Analytics and big data are two of the most pervasive trends in the world of today’s companies, utilized by small businesses as well as large enterprises. Because they are often intertwined in some way – and are constantly thrown around as tech buzzwords – it can be easy for some businesspeople to think that they’re the same thing. However, this simply is not the case. Each can benefit from the other, but they are by no means mutually exclusive.
In fact, recent research conducted by those with expertise in the field points out that big data may not, in the end, be half as important to businesses as analytics will be. This is not to say that big data shouldn’t be taken into account, but its value may come in second to analytics in the long run. Strategies that businesses employ for the proper management of business intelligence should therefore include dedicated analytics solutions.
Analytics and big data: head-to-head
Dan Vesset, program vice president for big data and analytics at IDC, a market research firm, recently shared some pointed thoughts about the divergences between analytics and big data, at the Avnet Technology Solutions IBM Compass 2013 partner conference.
“Big data is actually just a segment of the whole analytics environment,” Vesset said in his statement. “There is a lot of hype around it…but I think we will soon reach the end of the irrational exuberance over big data.”
Vesset’s firm estimated that the global market value for big data currently stands at $8.1 billion, and he believes that the technology is at its peak and is likely to decline from here. By contrast, IDC projected that the analytics market could be worth as much as $95 million within the near future.
It’s all about the application
Another important concept to remember regarding analytics and BI is that proper implementation and application are essential for success. If you can organize and measure important metrics but do not know how best to use the information that analytics provides, you won’t be able to leverage it for the success of your organization.

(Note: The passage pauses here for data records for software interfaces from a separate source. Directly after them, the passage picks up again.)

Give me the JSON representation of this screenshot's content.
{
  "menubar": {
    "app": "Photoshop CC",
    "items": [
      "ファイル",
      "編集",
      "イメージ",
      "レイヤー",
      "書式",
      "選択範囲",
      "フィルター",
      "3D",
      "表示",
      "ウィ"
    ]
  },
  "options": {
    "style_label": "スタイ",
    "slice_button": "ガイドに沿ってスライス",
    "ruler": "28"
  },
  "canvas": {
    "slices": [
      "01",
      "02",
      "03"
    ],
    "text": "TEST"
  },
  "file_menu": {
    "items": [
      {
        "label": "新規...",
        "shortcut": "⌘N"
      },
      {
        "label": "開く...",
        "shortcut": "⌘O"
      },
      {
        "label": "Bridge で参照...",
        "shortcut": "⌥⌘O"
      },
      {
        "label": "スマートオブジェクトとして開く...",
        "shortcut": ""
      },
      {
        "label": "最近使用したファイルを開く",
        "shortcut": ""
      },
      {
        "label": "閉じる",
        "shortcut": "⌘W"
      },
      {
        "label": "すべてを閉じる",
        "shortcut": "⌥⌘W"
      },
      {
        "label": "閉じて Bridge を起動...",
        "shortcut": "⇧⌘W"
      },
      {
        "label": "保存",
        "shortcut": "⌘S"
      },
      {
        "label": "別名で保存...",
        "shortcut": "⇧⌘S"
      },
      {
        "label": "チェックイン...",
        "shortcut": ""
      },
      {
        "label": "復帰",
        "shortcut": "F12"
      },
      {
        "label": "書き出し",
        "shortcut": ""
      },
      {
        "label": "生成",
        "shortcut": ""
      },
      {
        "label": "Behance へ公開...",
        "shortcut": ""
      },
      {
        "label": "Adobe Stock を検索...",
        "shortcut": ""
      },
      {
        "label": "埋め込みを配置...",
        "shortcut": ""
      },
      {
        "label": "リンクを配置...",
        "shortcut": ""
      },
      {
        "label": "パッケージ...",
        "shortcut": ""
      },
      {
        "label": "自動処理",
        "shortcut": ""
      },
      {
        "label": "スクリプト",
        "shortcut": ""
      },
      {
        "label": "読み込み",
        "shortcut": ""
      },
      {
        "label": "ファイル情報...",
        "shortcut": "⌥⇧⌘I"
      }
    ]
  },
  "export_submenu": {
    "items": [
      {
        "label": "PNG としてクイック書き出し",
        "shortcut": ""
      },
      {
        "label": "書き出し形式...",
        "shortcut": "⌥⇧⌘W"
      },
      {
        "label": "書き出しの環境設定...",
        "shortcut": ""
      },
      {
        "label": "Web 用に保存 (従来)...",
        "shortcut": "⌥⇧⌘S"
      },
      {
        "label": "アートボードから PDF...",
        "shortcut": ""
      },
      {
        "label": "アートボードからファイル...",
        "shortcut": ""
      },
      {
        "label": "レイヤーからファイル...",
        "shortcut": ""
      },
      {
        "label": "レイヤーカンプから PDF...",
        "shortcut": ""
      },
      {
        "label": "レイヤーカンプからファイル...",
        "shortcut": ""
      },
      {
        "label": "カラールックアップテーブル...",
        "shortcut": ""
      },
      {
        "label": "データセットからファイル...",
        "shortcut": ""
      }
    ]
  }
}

Fortunately, according to CIOL, the most forward-thinking businesspeople are more than capable of properly using analytics. Business processes that can be notably enhanced include talent acquisition and management, product sale strategies, marketing efforts and many others.